Wednesday, December 02, 2009

Delayed Gratification

I'm really worn out at the moment, so I'm going to post a couple of short entries. For the curious, I write rough drafts for these ahead of time and the flesh them out later.

Recent research has shown that children who learn how to delay gratification are more successful in life. The following video talks about the Marshmallow Experiment originally done at Stanford University, its follow up research, and its replication in other countries.

The little girl the video clip ended with scares me a little. Not because of the fact she tried to trick the researchers by eating the inside of the marshmallow, but because she had such an intense reaction to wanting it. For a moment I was wondering what they had laced that marshmallow with, because she was acting like a heroin addict.

Anyway, back to the concept of delayed gratification. You know Aesop's fable about the Tortoise and the Hare. When you really think about it, it wasn't as much as the tortoise being slow and steady that gave him the race, as it was the Rabbit not delaying his gratifying nap that did.

On the flip side, youth who fell unsafe have trouble delaying gratification. I suspect that may be true for adults too, but the study focused on youths. If you thought you might die soon, there is less incentive to wait for a reward.

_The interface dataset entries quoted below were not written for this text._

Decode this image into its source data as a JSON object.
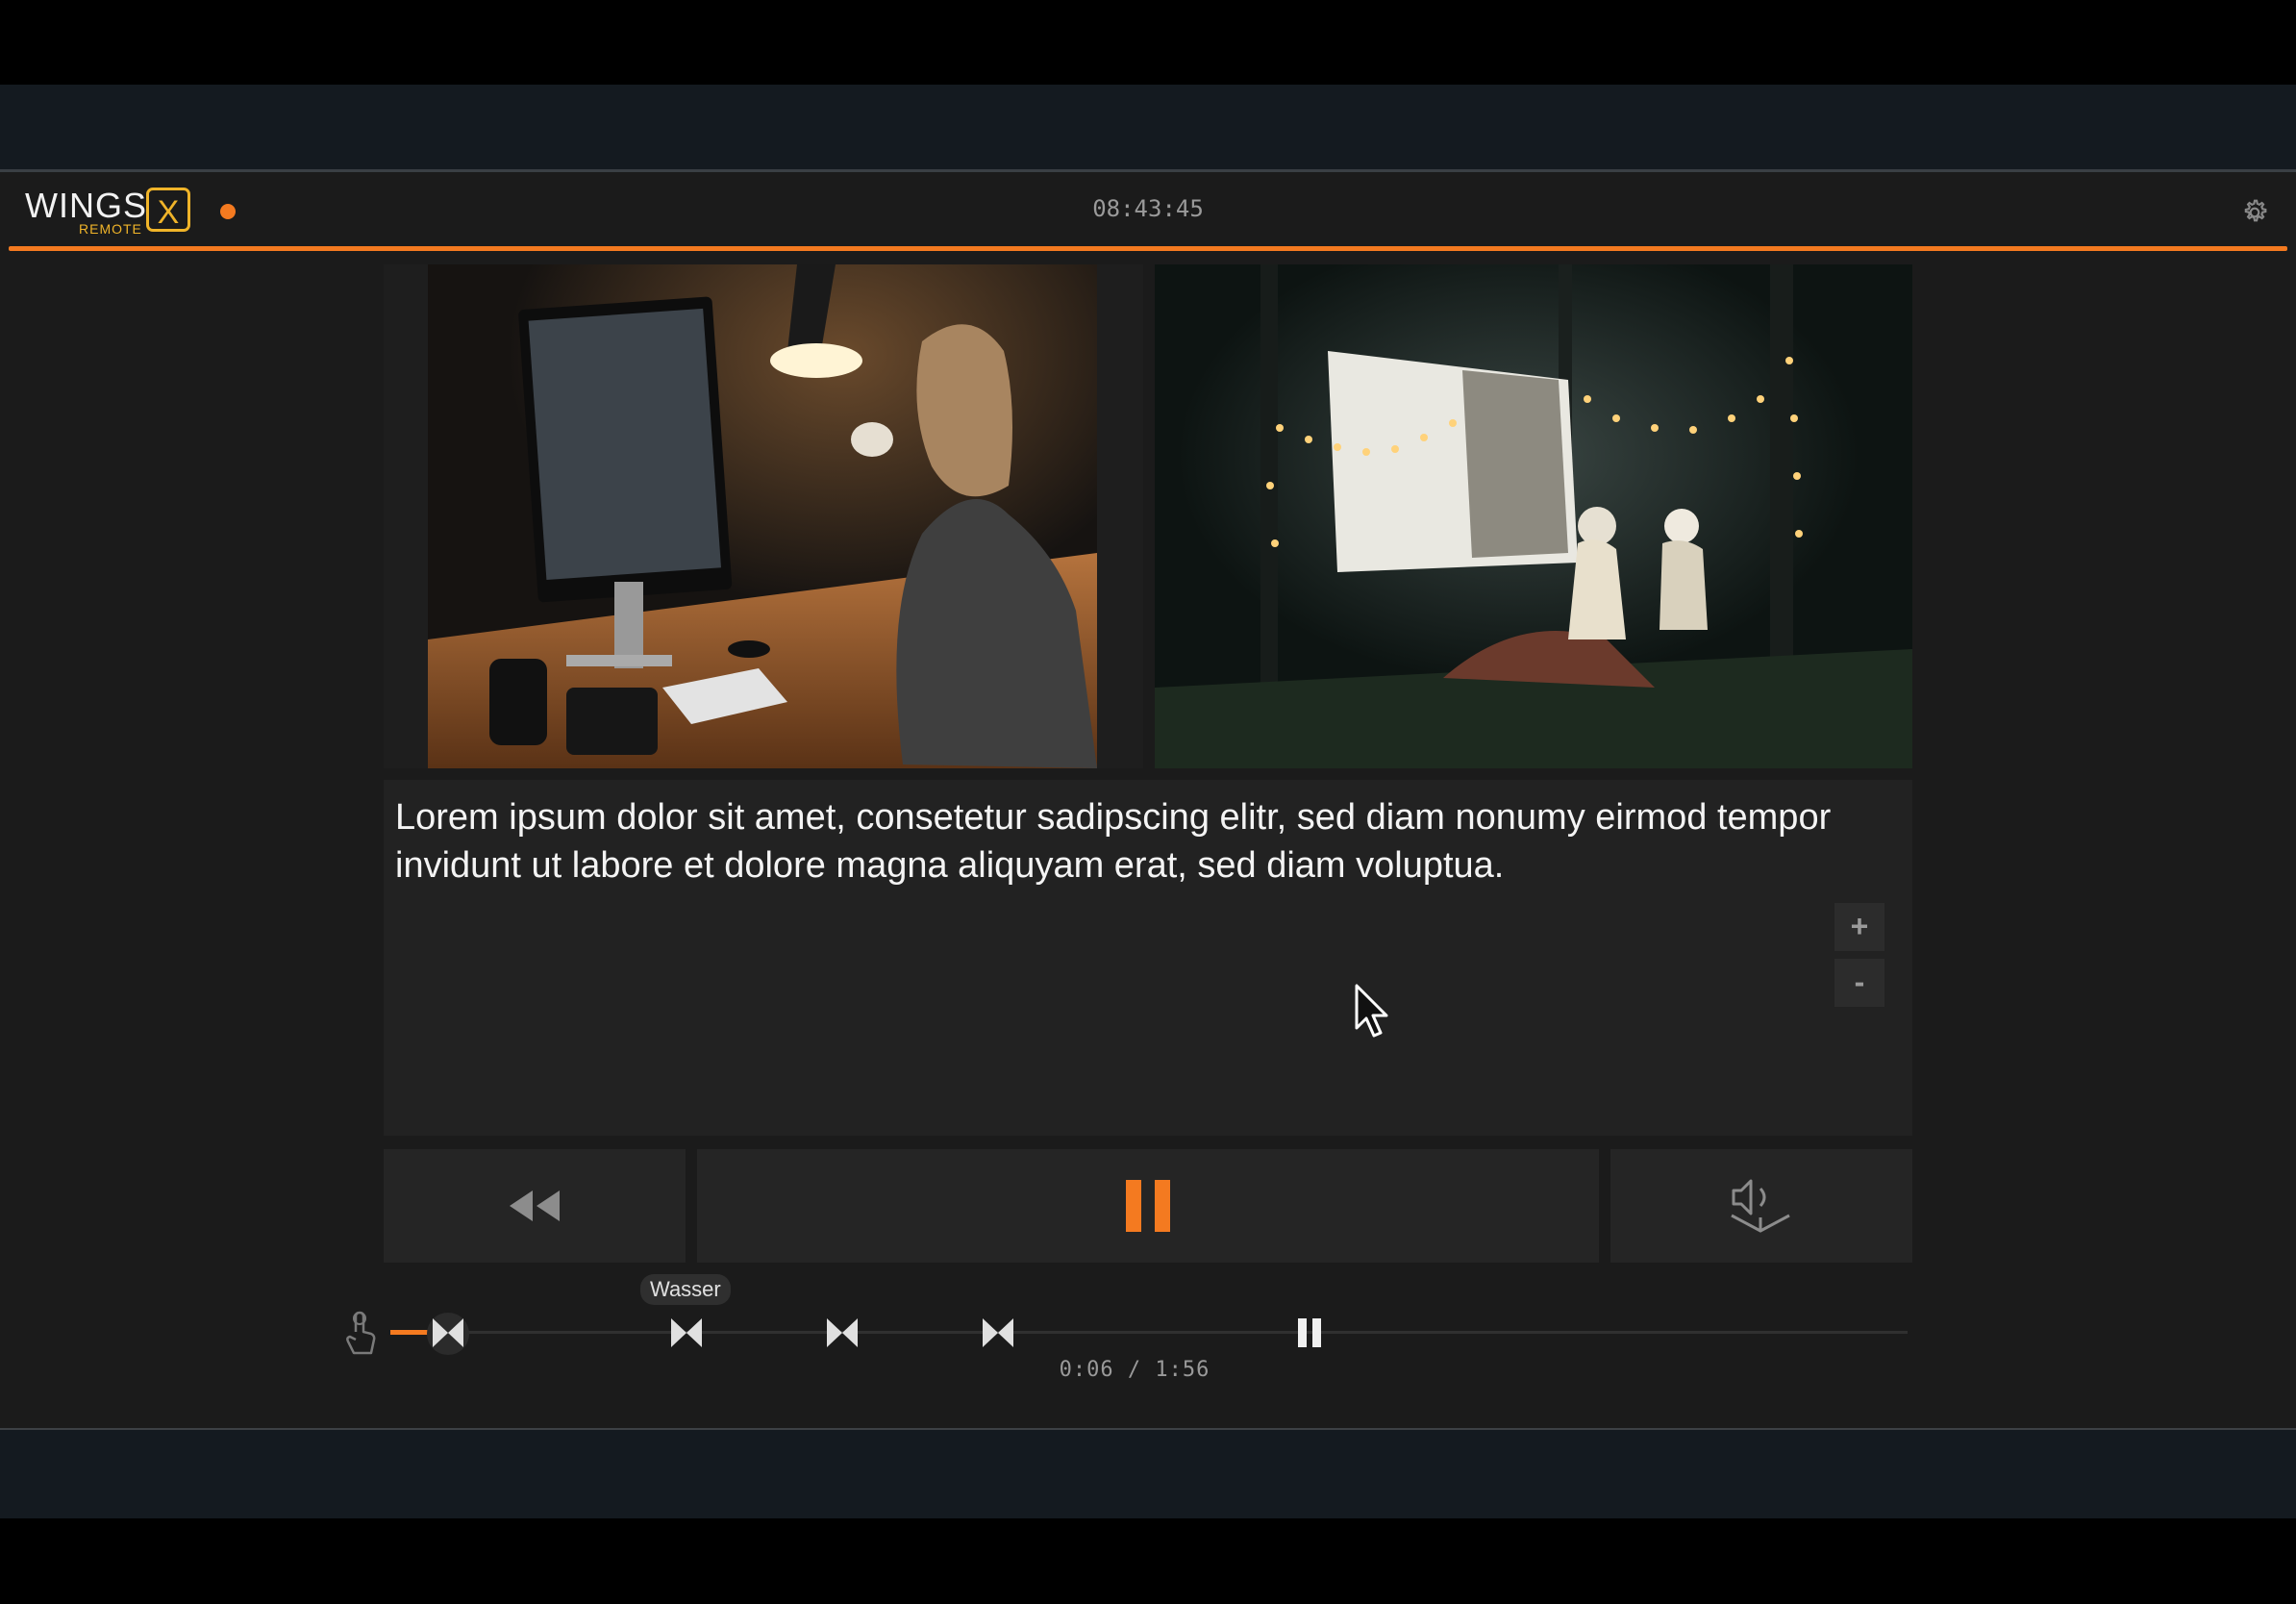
{
  "app": {
    "logo_word": "WINGS",
    "logo_sub": "REMOTE",
    "logo_x": "X",
    "clock": "08:43:45"
  },
  "media": {
    "images": [
      "Person at desk with iMac holding a mug",
      "Outdoor night movie screen in forest with lights"
    ]
  },
  "caption": {
    "text": "Lorem ipsum dolor sit amet, consetetur sadipscing elitr, sed diam nonumy eirmod tempor invidunt ut labore et dolore magna aliquyam erat, sed diam voluptua.",
    "zoom_in": "+",
    "zoom_out": "-"
  },
  "transport": {
    "state": "playing"
  },
  "timeline": {
    "marker_label": "Wasser",
    "time": "0:06 / 1:56",
    "position": 0.052
  },
  "pager": {
    "count": 2,
    "active": 0
  },
  "colors": {
    "accent": "#f47a20",
    "logo": "#f0b429",
    "background": "#1b1b1b",
    "panel": "#222222"
  }
}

In fact, there is less reason to play it safe, period, because it wouldn't matter in the long run.

No comments: